*Data section*.
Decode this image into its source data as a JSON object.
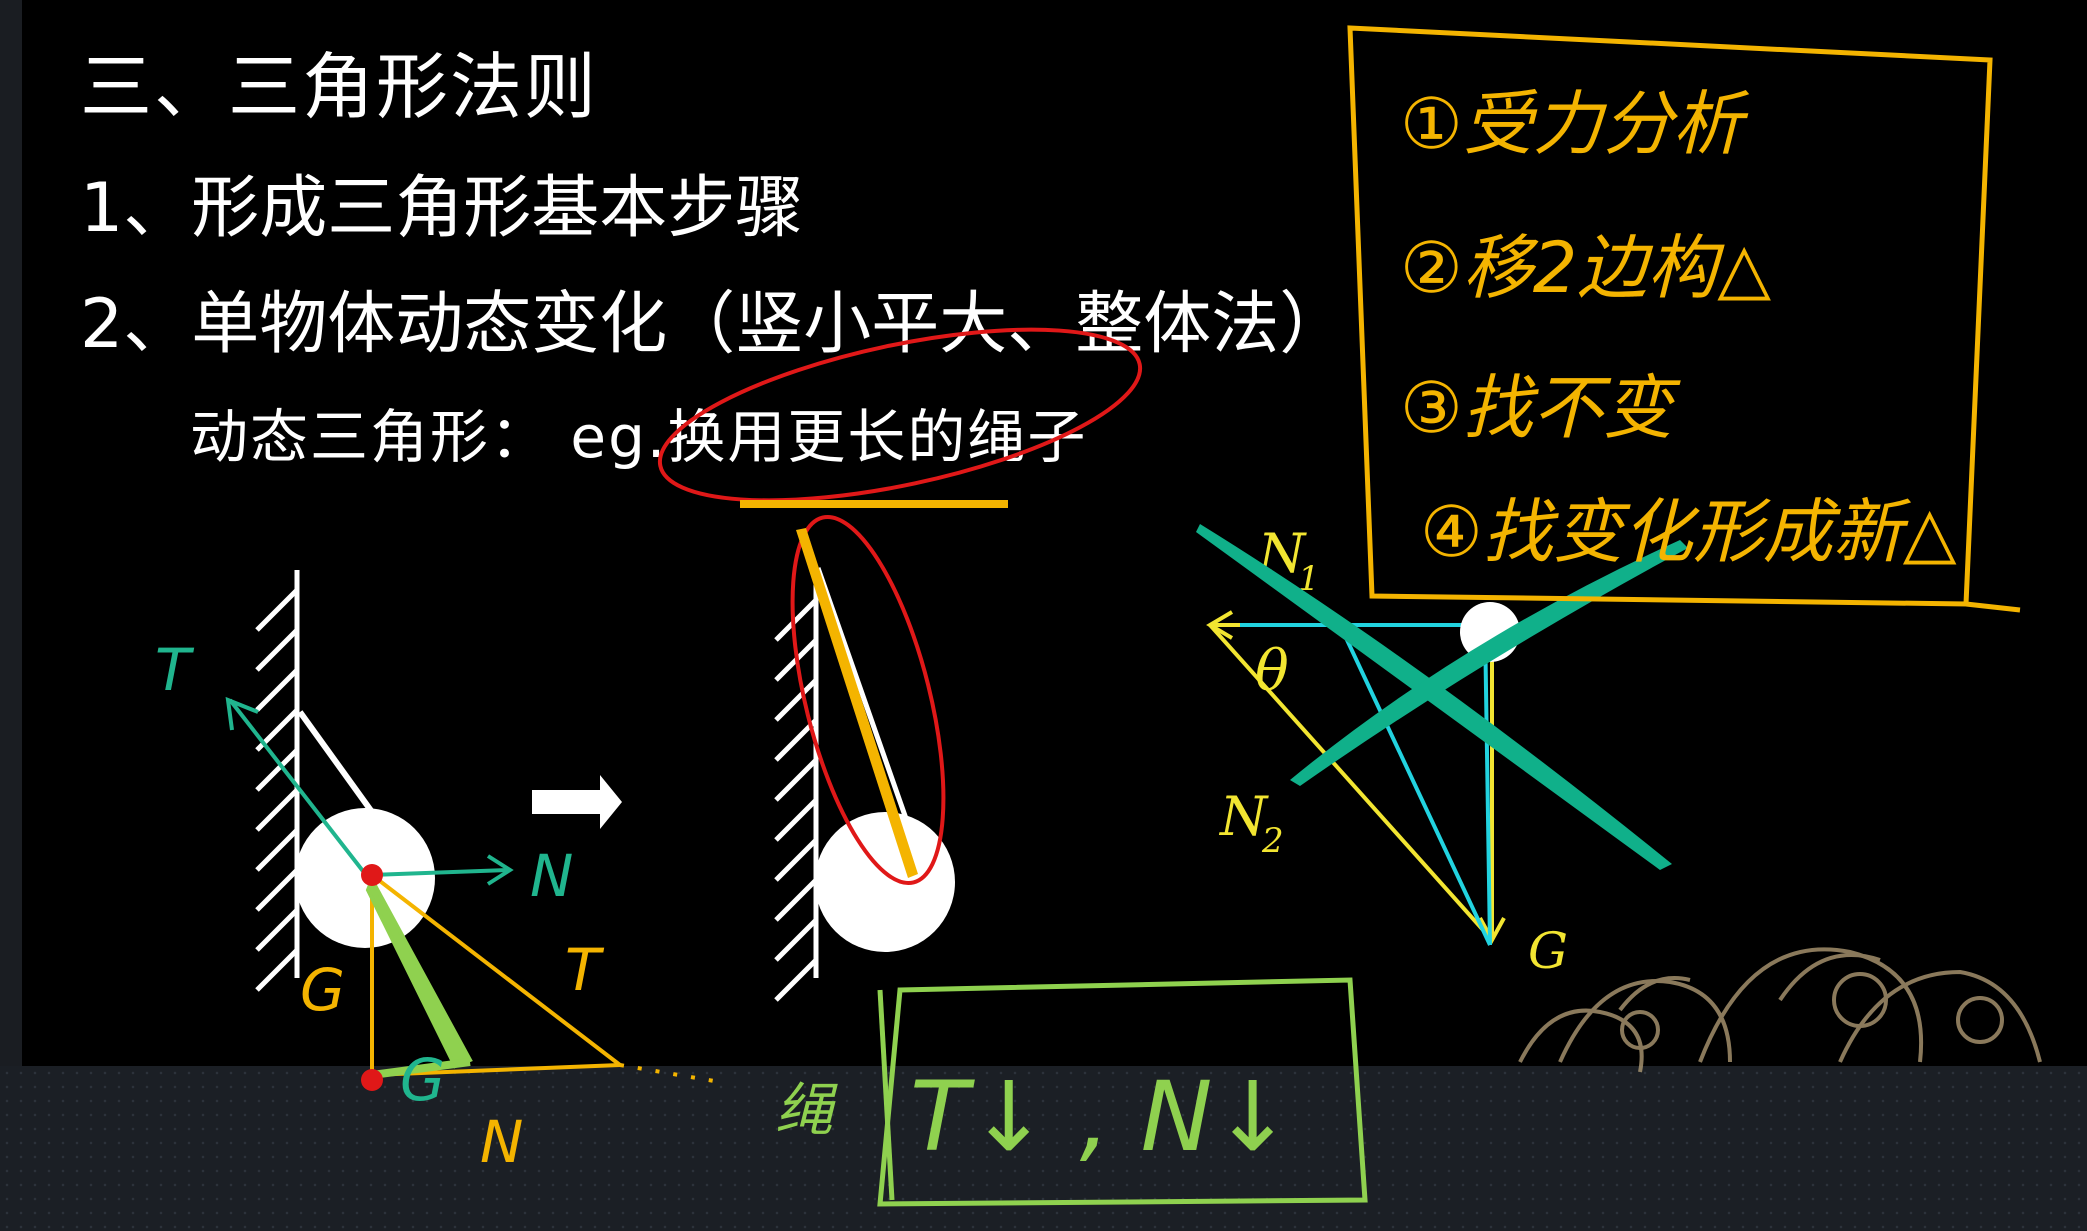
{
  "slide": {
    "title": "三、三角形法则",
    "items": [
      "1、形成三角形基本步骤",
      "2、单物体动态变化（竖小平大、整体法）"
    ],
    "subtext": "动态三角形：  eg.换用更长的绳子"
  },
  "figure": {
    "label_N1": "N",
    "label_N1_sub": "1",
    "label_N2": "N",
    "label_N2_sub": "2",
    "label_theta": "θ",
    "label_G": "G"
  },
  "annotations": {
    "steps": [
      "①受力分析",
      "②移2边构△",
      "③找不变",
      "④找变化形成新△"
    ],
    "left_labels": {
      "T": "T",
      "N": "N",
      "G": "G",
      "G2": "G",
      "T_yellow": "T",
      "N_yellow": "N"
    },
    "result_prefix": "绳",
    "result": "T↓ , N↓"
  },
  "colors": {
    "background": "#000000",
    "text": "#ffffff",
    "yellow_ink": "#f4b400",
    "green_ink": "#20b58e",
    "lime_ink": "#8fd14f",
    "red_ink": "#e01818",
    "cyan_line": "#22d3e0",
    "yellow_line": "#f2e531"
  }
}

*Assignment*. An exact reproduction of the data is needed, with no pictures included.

*Written answer*.
Decode this image into its source data as a JSON object.
{
  "slide": {
    "title": "三、三角形法则",
    "items": [
      "1、形成三角形基本步骤",
      "2、单物体动态变化（竖小平大、整体法）"
    ],
    "subtext": "动态三角形：  eg.换用更长的绳子"
  },
  "figure": {
    "label_N1": "N",
    "label_N1_sub": "1",
    "label_N2": "N",
    "label_N2_sub": "2",
    "label_theta": "θ",
    "label_G": "G"
  },
  "annotations": {
    "steps": [
      "①受力分析",
      "②移2边构△",
      "③找不变",
      "④找变化形成新△"
    ],
    "left_labels": {
      "T": "T",
      "N": "N",
      "G": "G",
      "G2": "G",
      "T_yellow": "T",
      "N_yellow": "N"
    },
    "result_prefix": "绳",
    "result": "T↓ , N↓"
  },
  "colors": {
    "background": "#000000",
    "text": "#ffffff",
    "yellow_ink": "#f4b400",
    "green_ink": "#20b58e",
    "lime_ink": "#8fd14f",
    "red_ink": "#e01818",
    "cyan_line": "#22d3e0",
    "yellow_line": "#f2e531"
  }
}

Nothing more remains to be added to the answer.